Bleak’ outlook without immigration: Coleman
Last updated 12:21 03/11/2009

Immigration contributes significantly to every New Zealander's per capita income, new research shows.

The Department of Labour's International Migration Settlement and Employment Dynamics research showed that "without immigration, the outlook is bleak", Immigration Minister Jonathan Coleman said.

Without current levels of immigrants moving to New Zealand, the population would drop by 9.6 percent and gross domestic profit (GDP) by 11.3 percent by 2021.

At the current 20,000 annual net flow, annual GDP would be an extra $28 billion by 2021.

Double the number of immigrants, 40,000, would see GDP per capita rise 1.5 percent.

Dr Coleman said government policy had to "continue to focus on economic gains from immigration".

There was also intense focus on improving the service provided by Immigration New Zealand, he said.

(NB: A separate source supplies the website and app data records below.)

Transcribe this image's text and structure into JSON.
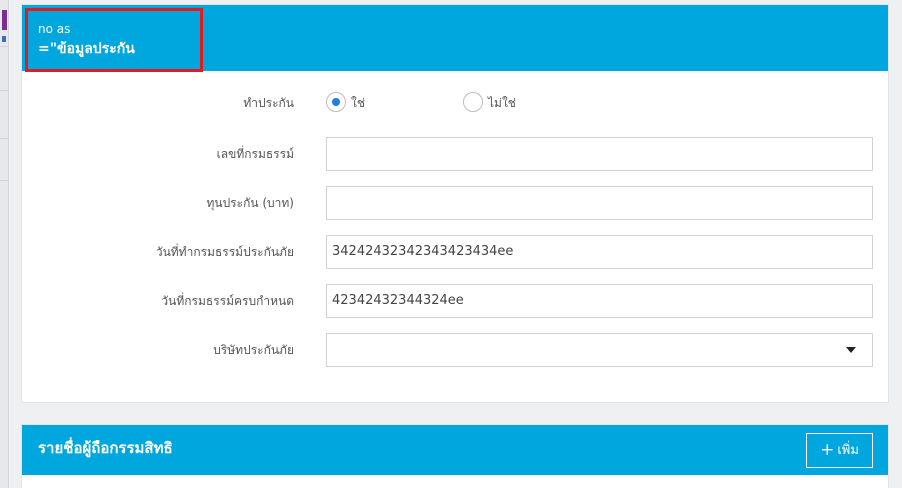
{
  "insurance_panel": {
    "header_line1": "no as",
    "header_line2": "=\"ข้อมูลประกัน"
  },
  "form": {
    "insured": {
      "label": "ทำประกัน",
      "options": [
        {
          "label": "ใช่",
          "selected": true
        },
        {
          "label": "ไม่ใช่",
          "selected": false
        }
      ]
    },
    "policy_number": {
      "label": "เลขที่กรมธรรม์",
      "value": ""
    },
    "sum_insured": {
      "label": "ทุนประกัน (บาท)",
      "value": ""
    },
    "policy_start_date": {
      "label": "วันที่ทำกรมธรรม์ประกันภัย",
      "value": "34242432342343423434ee"
    },
    "policy_end_date": {
      "label": "วันที่กรมธรรม์ครบกำหนด",
      "value": "42342432344324ee"
    },
    "insurance_company": {
      "label": "บริษัทประกันภัย",
      "value": ""
    }
  },
  "owners_panel": {
    "title": "รายชื่อผู้ถือกรรมสิทธิ",
    "add_button": "เพิ่ม",
    "add_icon": "plus-icon"
  },
  "colors": {
    "header_blue": "#00a6de",
    "highlight_red": "#e11b22",
    "radio_blue": "#1e7fe0"
  }
}
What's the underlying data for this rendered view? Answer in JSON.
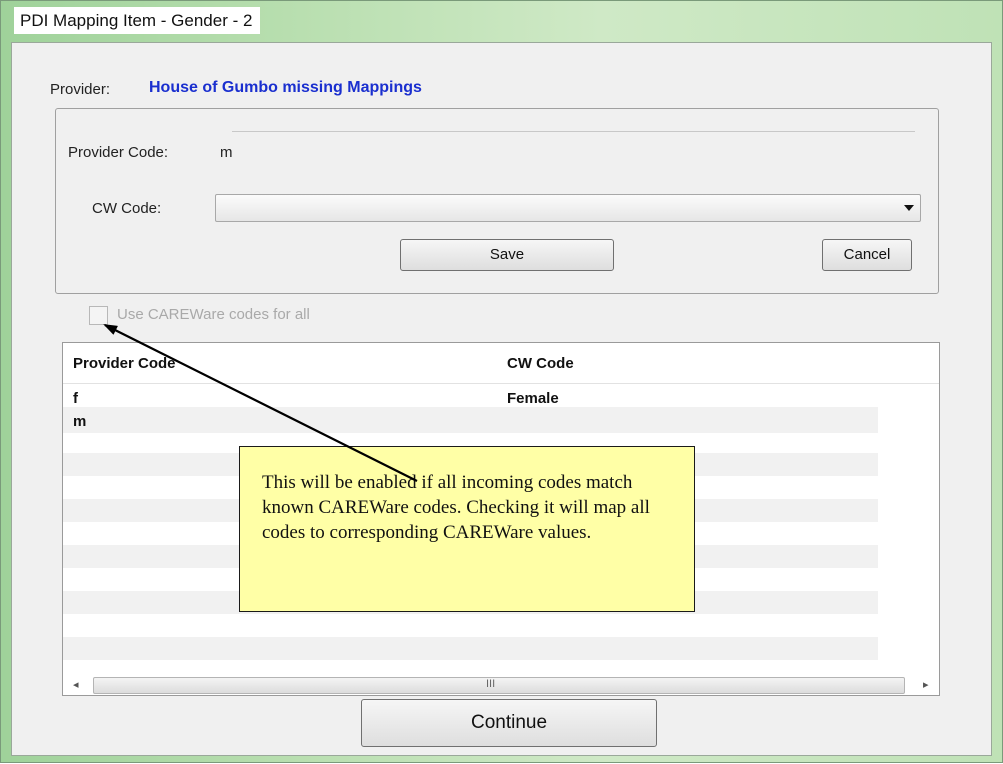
{
  "window": {
    "title": "PDI Mapping Item - Gender - 2"
  },
  "provider": {
    "label": "Provider:",
    "name": "House of Gumbo missing Mappings"
  },
  "form": {
    "provider_code_label": "Provider Code:",
    "provider_code_value": "m",
    "cw_code_label": "CW Code:",
    "cw_code_value": "",
    "save_label": "Save",
    "cancel_label": "Cancel"
  },
  "use_careware_checkbox": {
    "label": "Use CAREWare codes for all",
    "checked": false,
    "enabled": false
  },
  "grid": {
    "columns": [
      "Provider Code",
      "CW Code"
    ],
    "rows": [
      {
        "provider_code": "f",
        "cw_code": "Female"
      },
      {
        "provider_code": "m",
        "cw_code": ""
      }
    ],
    "scroll_grip": "III"
  },
  "callout": {
    "text": "This will be enabled if all incoming codes match known CAREWare codes. Checking it will map all codes to corresponding CAREWare values."
  },
  "continue_label": "Continue",
  "colors": {
    "provider_name": "#1a2fcf",
    "callout_bg": "#ffffa6"
  }
}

The research found that, in general, immigration reduced production costs, improved competitiveness of New Zealand goods and services, benefited consumer spending and domestic investment and resulted in higher revenues for the government.

The research also showed New Zealand needed unskilled as well as skilled immigrants.

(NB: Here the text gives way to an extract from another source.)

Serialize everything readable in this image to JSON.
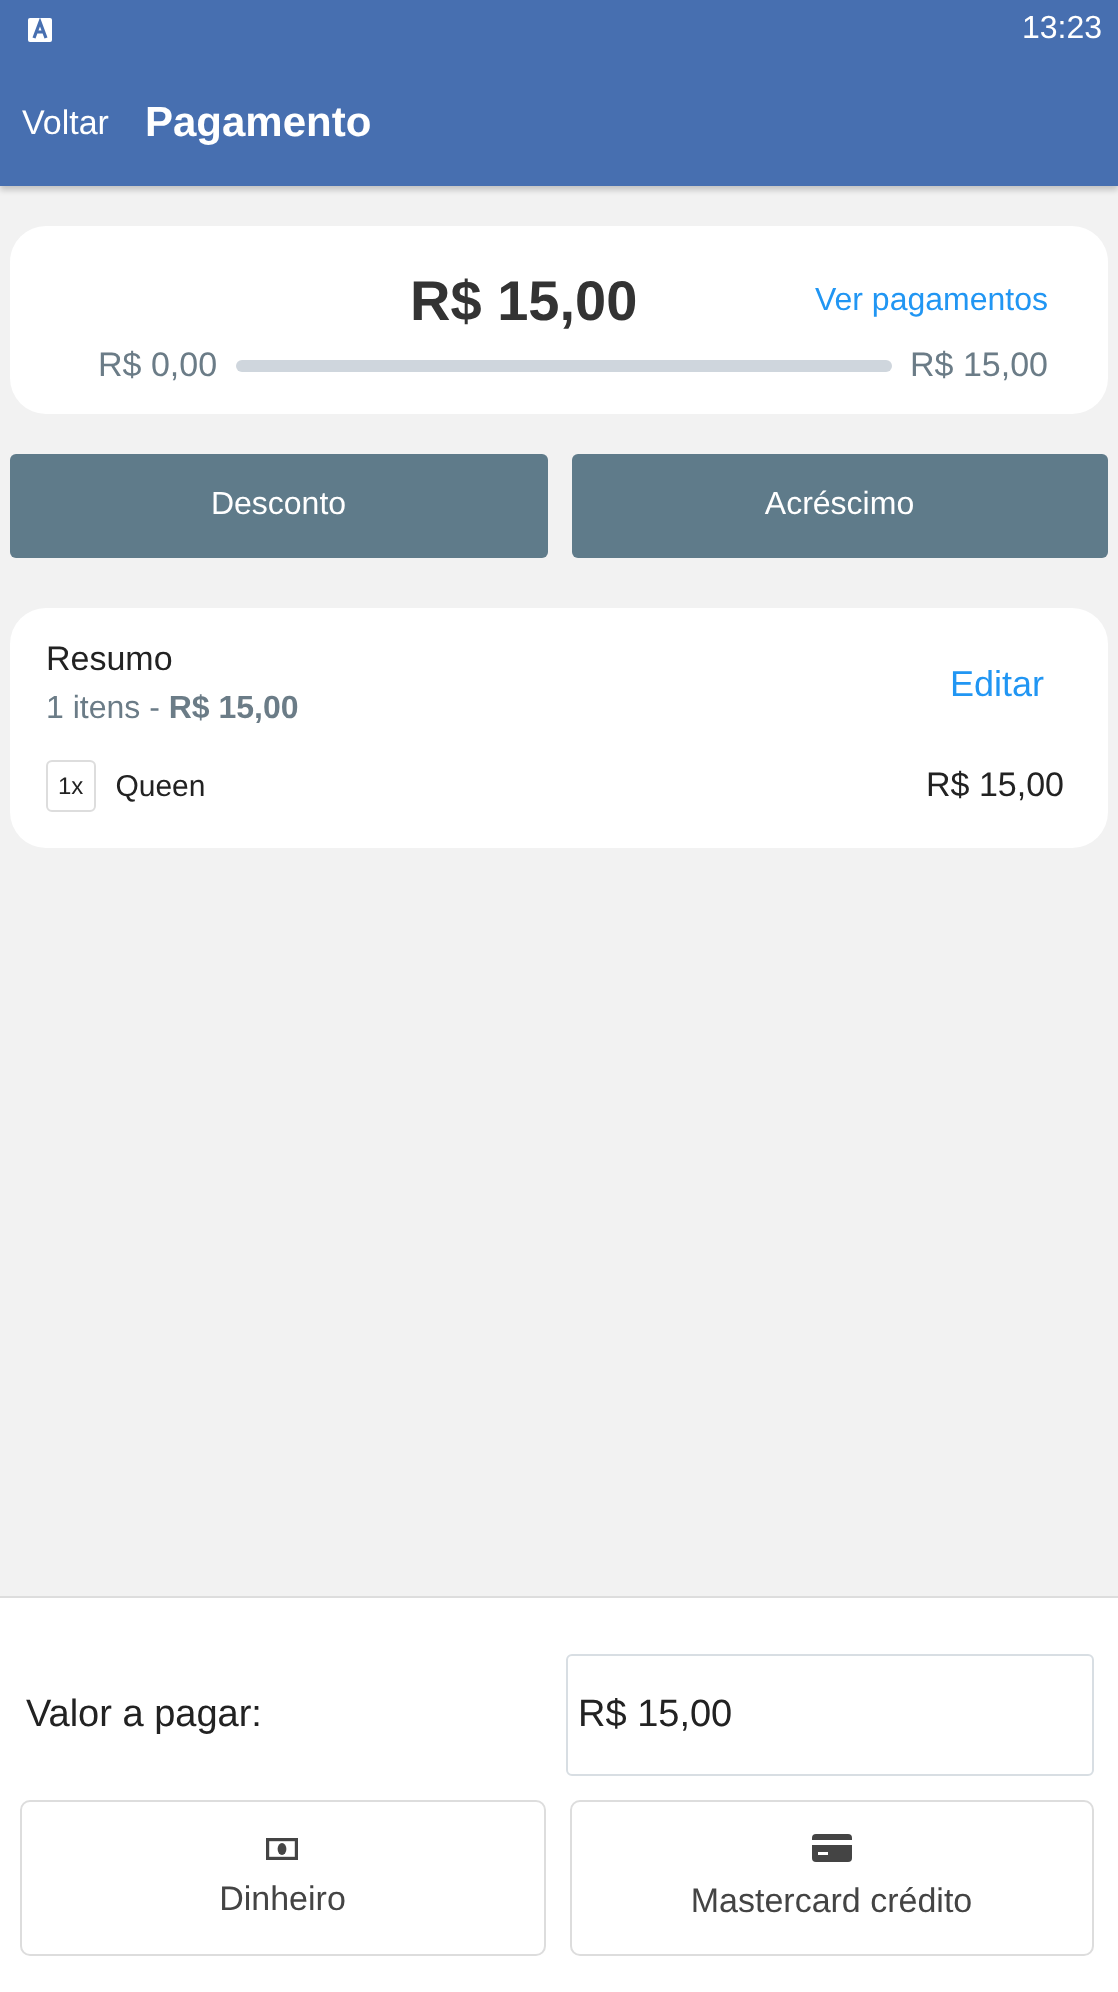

Favouring high-skilled migrants did not appear to to significantly increase the overall benefits, it said.

"When an economy grows labour is required at all levels."


From here.